In line with the Victorian ethos of public service, Armstrong came up with the idea of dedicated shelters for cabbies’ use close to the cab ranks. Together with the 7th Earl of Shaftesbury and a few like-minded philanthropists, they founded the Cabmen’s Shelter Fund to construct and run shelters at major cab stands, where the drivers could go and get a hot meal and a cup of tea.

The small green huts were not allowed to be larger than a horse and cart, as they stood on the public highway, and between 1875 and 1914, 61 were built around London. Most were staffed by an attendant who sold ‘good and wholesome refreshments at moderate prices’. 

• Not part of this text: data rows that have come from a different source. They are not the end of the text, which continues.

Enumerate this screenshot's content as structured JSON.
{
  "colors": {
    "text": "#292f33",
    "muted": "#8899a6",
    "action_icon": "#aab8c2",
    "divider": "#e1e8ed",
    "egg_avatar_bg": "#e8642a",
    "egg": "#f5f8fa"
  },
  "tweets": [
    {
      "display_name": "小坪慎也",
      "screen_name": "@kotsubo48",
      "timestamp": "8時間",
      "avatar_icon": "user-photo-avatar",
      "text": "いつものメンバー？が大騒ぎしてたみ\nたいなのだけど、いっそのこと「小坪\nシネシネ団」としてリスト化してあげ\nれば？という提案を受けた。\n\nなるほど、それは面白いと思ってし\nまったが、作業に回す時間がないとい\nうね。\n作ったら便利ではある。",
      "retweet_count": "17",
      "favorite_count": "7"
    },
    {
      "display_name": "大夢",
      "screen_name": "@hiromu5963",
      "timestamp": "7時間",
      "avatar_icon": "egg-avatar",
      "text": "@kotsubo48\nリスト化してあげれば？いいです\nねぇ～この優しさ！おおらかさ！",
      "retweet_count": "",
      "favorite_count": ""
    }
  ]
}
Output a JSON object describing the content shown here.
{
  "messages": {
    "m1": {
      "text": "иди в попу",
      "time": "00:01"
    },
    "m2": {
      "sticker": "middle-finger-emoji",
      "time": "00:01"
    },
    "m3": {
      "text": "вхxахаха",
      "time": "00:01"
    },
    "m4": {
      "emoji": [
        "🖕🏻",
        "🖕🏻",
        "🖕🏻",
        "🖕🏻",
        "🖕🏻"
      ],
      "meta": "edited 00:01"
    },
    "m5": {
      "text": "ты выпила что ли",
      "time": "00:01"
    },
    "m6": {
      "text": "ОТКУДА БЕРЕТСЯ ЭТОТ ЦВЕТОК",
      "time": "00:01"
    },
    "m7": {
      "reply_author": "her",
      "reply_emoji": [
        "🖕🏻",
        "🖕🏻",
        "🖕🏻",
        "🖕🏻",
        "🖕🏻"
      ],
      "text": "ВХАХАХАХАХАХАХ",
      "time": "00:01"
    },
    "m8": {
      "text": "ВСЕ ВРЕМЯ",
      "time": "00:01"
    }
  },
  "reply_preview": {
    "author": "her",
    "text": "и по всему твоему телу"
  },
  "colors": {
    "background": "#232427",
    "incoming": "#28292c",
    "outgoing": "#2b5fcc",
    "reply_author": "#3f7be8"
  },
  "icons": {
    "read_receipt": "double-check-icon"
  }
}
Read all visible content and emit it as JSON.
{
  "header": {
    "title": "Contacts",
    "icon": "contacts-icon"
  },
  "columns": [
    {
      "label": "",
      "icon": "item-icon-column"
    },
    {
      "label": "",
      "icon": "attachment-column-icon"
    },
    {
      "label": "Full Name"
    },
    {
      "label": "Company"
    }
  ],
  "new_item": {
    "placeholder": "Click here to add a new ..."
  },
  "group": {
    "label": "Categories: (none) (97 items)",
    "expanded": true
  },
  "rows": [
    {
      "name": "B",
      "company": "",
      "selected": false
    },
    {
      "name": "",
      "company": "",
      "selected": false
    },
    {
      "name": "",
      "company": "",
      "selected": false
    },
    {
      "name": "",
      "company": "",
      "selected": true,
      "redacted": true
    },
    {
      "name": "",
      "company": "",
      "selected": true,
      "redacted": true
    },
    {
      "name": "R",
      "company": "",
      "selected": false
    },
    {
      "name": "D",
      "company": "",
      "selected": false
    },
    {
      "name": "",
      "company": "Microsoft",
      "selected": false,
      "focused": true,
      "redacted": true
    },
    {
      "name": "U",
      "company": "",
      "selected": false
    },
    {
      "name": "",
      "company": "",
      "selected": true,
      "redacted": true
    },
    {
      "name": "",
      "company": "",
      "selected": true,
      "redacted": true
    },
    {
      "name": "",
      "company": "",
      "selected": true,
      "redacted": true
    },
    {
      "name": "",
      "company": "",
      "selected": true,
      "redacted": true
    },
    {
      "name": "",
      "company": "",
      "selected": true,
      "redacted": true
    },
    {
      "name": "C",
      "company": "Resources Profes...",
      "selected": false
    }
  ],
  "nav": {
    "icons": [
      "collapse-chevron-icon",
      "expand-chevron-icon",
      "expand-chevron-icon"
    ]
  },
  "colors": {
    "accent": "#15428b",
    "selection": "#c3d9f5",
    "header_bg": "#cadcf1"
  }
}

Inside, there were seats and tables to accommodate 10-13 men, and books and newspapers donated by publishers and other benefactors. Gambling, drinking and swearing were strictly forbidden.

Only 13 of these little landmarks remain today. Only cabbies are allowed enter the hallowed interior of the huts but anyone can order from the take-away window. Why not sample the great British ‘bacon buttie’ (bacon sandwich) with a cup of tea? It’s one of the most authentic London dining experiences you can have. 

Uncategorized

PONT STREET’S CAB SHELTER

Uncategorized

PONT STREET’S CAB SHELTER

On your way down Sloane Street, if you look down Pont Street towards the Cadogan Place Gardens, you will see one of London’s most understated icons – a green cabmen’s shelter, a quaint anachronism from Victorian days and very, very English

The shelters, which look a bit like a cross between a garden shed and a cricket pavilion, have been a fixture on London’s streets since 1875. In January that year, Captain George Armstrong, an ex-soldier and editor of The Globe newspaper who lived in St. John’s Wood, sent his manservant out into a raging blizzard to engage a taxi to take him to his Fleet Street office.

At the time, most cabbies were driving Hansom Cabs, horse-drawn carriages that were open to the elements for the drivers, who were expected to ‘sit on the box’ in all kinds of weather waiting for a fare. Poor cabbies. The only place of sustenance and comfort was a public house but to visit a pub meant paying somebody to keep an eye on their cab it was illegal to leave them unattended and they were likely to be stolen.

Armstrong’s servant returned an hour later to report that while there were cabs on the rank, all of the drivers were in a local hostelry, staying warm and in no condition to drive.

In line with the Victorian ethos of public service, Armstrong came up with the idea of dedicated shelters for cabbies’ use close to the cab ranks. Together with the 7th Earl of Shaftesbury and a few like-minded philanthropists, they founded the Cabmen’s Shelter Fund to construct and run shelters at major cab stands, where the drivers could go and get a hot meal and a cup of tea.

The small green huts were not allowed to be larger than a horse and cart, as they stood on the public highway, and between 1875 and 1914, 61 were built around London. Most were staffed by an attendant who sold ‘good and wholesome refreshments at moderate prices’. 

Inside, there were seats and tables to accommodate 10-13 men, and books and newspapers donated by publishers and other benefactors. Gambling, drinking and swearing were strictly forbidden.

Only 13 of these little landmarks remain today. Only cabbies are allowed enter the hallowed interior of the huts but anyone can order from the take-away window. Why not sample the great British ‘bacon buttie’ (bacon sandwich) with a cup of tea? It’s one of the most authentic London dining experiences you can have.